The Washington Post Co. reports a 13.6% increase in Q2 profits thanks to huge gain in earnings at cable tv division, but newspaper records 15% drop in ad revenue
The Washington Post Co. reported very solid earnings for the second quarter of the year, fueled by a 34 percent jump in earnings at its cable television division. But both its for-profit education division, Kaplan, and its flagship daily newspaper recorded depressed results, and revenue overall for the company was down 5 percent.
The company attributed its cable television performance to a jump in political advertising, which should continue into the fall.
Kaplan, the company’s education subsidiary, saw operating income fall 84 percent as student enrollment fell 11 percent.
“Kaplan will likely incur additional restructuring costs in the second half of 2012,” the company said in its earning statement. Ironically, Kaplan is heavily dependent on students and government subsidized tuition, while its parent company promotes cuts in government spending.
The Washington Post, meanwhile, recorded a 15 percent drop in print advertising, while at the same time suffering losses in both daily and Sunday circulation. Online advertising for the daily paper and Slate grew 8 percent, wiping out declines in Q1. For the first half of the year digital is flat.
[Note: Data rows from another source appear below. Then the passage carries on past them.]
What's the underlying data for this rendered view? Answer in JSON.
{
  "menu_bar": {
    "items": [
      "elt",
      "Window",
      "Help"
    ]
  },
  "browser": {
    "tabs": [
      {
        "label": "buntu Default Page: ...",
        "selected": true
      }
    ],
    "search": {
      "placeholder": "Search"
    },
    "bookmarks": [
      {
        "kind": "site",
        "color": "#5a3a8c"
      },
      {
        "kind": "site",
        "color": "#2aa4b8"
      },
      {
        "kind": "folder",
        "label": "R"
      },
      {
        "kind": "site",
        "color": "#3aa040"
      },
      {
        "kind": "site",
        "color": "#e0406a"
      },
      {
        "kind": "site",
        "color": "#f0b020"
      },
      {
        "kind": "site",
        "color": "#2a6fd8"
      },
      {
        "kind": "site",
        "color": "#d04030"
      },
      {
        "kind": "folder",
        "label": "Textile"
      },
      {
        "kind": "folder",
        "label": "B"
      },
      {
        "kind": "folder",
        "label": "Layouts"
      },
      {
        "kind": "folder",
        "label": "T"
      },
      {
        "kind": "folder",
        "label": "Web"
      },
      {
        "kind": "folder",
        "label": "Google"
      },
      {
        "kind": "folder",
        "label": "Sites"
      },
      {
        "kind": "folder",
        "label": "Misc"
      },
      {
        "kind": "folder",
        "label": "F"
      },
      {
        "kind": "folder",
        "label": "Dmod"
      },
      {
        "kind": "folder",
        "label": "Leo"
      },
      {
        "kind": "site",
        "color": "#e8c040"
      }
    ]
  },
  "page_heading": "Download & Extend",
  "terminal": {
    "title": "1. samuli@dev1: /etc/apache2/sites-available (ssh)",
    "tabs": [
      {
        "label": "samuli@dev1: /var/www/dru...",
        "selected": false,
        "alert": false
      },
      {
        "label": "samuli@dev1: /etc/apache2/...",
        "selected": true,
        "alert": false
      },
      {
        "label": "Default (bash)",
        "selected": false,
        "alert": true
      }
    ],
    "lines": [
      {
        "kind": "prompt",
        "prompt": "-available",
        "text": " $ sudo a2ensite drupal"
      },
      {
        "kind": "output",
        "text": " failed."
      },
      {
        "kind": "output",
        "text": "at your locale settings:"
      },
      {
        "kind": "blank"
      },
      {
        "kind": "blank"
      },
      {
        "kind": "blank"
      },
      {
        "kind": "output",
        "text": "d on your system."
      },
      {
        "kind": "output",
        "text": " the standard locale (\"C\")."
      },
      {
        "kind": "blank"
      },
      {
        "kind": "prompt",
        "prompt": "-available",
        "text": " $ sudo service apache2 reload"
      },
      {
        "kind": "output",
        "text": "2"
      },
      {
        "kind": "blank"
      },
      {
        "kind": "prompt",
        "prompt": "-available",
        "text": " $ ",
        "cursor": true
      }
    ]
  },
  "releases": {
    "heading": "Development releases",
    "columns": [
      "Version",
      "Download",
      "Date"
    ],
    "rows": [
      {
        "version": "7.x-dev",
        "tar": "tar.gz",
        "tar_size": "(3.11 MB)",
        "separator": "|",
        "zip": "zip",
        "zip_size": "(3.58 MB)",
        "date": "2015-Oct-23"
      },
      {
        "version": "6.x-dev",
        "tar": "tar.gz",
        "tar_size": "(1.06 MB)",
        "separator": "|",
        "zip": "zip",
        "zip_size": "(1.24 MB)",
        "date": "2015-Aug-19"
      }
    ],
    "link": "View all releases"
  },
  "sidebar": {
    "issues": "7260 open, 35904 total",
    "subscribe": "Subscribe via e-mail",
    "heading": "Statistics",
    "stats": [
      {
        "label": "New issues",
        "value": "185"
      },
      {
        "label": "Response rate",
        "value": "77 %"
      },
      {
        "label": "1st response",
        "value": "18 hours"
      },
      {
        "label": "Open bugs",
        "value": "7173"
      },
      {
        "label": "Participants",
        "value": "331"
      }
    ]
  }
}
Overall, the newspaper publishing division reported an operating loss in Q2 of $15.9 million compared to a loss of $2.9 million in the same quarter one year ago.